**TASK ITEM**: Only the lines that include "title" should be copied from the data below.

**Records contained in a dataset**:
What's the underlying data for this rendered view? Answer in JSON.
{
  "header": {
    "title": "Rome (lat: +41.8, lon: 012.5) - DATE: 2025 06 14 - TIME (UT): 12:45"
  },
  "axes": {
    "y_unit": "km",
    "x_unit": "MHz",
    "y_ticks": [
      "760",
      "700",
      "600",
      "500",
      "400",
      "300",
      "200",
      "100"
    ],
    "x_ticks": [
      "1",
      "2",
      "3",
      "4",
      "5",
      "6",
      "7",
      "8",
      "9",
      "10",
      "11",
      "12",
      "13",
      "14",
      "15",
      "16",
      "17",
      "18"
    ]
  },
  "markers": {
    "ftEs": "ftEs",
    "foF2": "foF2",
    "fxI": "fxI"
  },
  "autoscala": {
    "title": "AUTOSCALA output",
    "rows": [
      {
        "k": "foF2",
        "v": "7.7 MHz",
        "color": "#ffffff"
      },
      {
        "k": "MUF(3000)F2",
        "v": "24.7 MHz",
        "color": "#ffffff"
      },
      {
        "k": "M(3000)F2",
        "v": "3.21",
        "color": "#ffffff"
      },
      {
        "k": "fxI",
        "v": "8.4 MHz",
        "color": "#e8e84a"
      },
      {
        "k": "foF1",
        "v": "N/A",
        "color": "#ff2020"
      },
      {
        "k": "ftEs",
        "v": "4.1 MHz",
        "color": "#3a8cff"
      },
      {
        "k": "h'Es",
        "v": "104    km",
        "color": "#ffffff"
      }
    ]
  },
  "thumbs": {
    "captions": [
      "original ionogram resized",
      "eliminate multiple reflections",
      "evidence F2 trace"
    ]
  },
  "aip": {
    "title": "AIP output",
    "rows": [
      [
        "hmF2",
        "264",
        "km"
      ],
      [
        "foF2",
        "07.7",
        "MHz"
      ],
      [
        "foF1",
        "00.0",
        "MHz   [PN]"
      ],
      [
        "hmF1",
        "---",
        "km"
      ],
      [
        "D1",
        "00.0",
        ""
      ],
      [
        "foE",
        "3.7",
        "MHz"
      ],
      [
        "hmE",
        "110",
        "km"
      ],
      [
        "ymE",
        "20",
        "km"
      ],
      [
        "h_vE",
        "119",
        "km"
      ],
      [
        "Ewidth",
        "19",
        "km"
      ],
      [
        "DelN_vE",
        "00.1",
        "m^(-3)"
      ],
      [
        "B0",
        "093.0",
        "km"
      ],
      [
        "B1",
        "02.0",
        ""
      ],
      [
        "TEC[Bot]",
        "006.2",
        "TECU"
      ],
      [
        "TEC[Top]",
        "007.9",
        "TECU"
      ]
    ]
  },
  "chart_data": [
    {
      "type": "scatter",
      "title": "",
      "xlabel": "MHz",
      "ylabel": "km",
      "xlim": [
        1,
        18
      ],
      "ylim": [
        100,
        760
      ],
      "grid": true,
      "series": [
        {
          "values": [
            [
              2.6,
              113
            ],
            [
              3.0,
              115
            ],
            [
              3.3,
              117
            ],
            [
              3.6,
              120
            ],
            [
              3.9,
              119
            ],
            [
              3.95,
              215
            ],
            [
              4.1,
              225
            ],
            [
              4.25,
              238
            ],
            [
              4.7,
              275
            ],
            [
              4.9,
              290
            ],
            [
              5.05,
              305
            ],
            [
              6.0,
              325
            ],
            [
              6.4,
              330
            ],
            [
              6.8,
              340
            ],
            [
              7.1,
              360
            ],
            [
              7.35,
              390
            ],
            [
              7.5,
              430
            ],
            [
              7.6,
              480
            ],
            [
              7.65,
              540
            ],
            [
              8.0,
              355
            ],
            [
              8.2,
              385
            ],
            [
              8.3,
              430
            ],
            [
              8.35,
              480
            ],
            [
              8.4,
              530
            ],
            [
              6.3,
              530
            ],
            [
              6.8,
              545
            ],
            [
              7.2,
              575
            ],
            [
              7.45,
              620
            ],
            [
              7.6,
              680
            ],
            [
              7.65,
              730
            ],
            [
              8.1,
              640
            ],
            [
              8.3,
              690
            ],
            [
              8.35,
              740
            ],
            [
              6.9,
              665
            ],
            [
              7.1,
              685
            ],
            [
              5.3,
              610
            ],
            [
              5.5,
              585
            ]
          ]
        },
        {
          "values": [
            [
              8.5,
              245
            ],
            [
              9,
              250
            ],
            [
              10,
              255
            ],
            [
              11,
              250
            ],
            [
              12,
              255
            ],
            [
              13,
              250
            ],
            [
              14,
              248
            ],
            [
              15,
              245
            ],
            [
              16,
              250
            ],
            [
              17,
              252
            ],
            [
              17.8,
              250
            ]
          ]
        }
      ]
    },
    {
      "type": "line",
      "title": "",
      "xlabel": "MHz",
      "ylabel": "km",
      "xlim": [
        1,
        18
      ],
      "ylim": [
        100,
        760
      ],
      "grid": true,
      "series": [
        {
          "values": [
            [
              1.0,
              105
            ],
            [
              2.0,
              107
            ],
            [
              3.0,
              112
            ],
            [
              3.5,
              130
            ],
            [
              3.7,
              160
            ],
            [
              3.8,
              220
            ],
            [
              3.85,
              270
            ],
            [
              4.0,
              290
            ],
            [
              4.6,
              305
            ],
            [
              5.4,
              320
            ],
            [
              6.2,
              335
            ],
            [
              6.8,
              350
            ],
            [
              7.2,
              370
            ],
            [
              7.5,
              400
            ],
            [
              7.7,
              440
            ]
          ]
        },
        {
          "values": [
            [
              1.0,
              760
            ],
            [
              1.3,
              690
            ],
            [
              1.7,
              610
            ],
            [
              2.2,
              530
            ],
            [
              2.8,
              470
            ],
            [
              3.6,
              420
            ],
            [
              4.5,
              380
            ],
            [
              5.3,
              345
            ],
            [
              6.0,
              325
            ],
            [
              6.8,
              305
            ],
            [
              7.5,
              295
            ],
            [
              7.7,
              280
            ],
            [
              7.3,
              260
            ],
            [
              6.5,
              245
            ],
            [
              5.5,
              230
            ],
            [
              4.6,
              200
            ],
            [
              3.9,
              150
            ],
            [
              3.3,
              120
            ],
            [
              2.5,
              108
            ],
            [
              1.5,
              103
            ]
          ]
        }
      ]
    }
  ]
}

**OUTPUT OF THE EXERCISE**:
    "title": "Rome (lat: +41.8, lon: 012.5) - DATE: 2025 06 14 - TIME (UT): 12:45"
    "title": "AUTOSCALA output",
    "title": "AIP output",
      "title": "",
      "title": "",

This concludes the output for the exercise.